A three-year Wisconsin resident who has considered Milwaukee a second home for the better part of seven years, he brings to the market experience covering nearly all major and college sports.

To this point in his career, he has been awarded six national Associated Press Sports Editors awards for investigative reporting, feature writing, breaking news and projects. He is also a four-time nominee for the prestigious Peter J. Lisagor Awards for Exemplary Journalism, presented by the Chicago Headline Club, and is a two-time winner for Best Sports Story. He has also won numerous other Illinois Press Association, Illinois Associated Press and Northern Illinois Newspaper Association awards.

Jim's career started in earnest as a North Central College (Naperville, Ill.) senior in 2002 when he received a Richter Fellowship to cover the Chicago White Sox in spring training. He was hired by the Naperville Sun in 2003 and moved on to the Aurora Beacon News in 2007 before joining

In that time, he has covered the events, news and personalities that make up the PGA Tour, LPGA Tour, Major League Baseball, the National Football League, the National Hockey League, NCAA football, baseball and men's and women's basketball as well as boxing, mixed martial arts and various U.S. Olympic teams.

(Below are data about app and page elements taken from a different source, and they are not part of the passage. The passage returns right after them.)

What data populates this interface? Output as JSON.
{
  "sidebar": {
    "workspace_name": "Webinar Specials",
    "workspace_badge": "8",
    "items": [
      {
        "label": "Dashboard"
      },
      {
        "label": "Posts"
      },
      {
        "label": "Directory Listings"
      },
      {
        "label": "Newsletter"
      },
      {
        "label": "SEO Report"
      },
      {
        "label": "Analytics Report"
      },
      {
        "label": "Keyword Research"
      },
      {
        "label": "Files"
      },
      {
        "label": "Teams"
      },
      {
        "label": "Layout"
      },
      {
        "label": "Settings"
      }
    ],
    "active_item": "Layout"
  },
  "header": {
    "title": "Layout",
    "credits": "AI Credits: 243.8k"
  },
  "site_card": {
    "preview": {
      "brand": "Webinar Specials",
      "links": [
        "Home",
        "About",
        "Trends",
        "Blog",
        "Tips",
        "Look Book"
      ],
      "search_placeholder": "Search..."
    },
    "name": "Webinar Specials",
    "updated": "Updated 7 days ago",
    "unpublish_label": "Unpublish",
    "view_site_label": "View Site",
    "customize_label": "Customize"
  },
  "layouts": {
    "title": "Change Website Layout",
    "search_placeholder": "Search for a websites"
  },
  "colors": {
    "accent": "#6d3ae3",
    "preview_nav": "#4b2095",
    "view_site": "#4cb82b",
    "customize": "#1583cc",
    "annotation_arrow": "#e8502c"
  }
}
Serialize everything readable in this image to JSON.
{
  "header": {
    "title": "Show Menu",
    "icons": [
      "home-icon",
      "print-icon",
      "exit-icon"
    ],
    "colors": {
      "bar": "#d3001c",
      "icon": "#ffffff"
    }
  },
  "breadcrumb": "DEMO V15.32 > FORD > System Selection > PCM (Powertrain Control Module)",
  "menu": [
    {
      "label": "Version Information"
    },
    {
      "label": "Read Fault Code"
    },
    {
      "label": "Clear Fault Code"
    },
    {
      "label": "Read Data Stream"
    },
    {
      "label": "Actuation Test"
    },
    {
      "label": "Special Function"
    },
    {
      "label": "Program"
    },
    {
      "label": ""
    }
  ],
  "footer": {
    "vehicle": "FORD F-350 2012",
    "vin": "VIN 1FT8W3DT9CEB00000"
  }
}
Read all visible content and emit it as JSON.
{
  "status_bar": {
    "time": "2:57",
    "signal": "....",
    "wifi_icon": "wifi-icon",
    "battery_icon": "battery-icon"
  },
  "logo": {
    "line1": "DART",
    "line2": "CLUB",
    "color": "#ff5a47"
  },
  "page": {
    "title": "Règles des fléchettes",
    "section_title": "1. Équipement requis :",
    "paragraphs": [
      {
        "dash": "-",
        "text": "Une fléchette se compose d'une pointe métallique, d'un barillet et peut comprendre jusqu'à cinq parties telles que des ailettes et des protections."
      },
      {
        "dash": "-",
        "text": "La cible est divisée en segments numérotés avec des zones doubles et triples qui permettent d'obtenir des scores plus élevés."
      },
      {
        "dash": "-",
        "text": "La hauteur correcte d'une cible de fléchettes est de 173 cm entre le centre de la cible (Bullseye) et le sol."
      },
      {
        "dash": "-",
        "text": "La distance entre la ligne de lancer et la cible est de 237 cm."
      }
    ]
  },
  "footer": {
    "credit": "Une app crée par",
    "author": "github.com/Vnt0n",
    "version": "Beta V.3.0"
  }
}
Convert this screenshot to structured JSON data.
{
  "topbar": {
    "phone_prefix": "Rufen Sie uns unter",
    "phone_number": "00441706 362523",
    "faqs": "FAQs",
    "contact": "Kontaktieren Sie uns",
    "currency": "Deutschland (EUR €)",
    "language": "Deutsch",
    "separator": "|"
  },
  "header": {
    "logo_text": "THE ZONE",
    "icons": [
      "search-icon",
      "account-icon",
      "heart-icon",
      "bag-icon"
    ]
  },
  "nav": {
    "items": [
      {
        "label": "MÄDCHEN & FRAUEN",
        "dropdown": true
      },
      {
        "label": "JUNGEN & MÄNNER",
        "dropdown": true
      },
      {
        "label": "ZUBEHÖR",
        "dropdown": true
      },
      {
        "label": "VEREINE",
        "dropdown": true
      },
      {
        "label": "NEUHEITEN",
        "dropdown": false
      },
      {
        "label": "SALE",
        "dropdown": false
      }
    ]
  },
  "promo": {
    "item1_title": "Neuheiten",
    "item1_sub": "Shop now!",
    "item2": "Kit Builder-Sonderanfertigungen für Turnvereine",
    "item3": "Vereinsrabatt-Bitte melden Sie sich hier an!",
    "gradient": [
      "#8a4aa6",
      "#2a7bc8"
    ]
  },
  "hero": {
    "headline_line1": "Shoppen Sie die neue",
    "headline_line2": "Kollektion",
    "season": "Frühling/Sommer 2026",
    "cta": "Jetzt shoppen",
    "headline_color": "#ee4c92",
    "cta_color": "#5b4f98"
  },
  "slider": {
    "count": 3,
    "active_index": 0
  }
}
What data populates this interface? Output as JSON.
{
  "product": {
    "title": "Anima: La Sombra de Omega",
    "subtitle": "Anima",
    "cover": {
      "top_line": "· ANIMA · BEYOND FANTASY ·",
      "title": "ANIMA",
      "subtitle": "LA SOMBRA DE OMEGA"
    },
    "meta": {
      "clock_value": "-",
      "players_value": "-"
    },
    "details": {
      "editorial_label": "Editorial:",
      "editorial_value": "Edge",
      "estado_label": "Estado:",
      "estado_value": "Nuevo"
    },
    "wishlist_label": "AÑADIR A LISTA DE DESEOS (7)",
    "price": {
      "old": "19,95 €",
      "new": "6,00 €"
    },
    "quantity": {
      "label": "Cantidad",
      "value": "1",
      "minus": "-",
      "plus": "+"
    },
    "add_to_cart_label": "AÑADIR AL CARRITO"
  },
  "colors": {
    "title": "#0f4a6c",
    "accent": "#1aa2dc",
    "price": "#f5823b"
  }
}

Golf aficionados who venture into Illinois have also read Jim in GOLF Chicago Magazine as well as the Chicago District Golfer and Illinois Golfer magazines.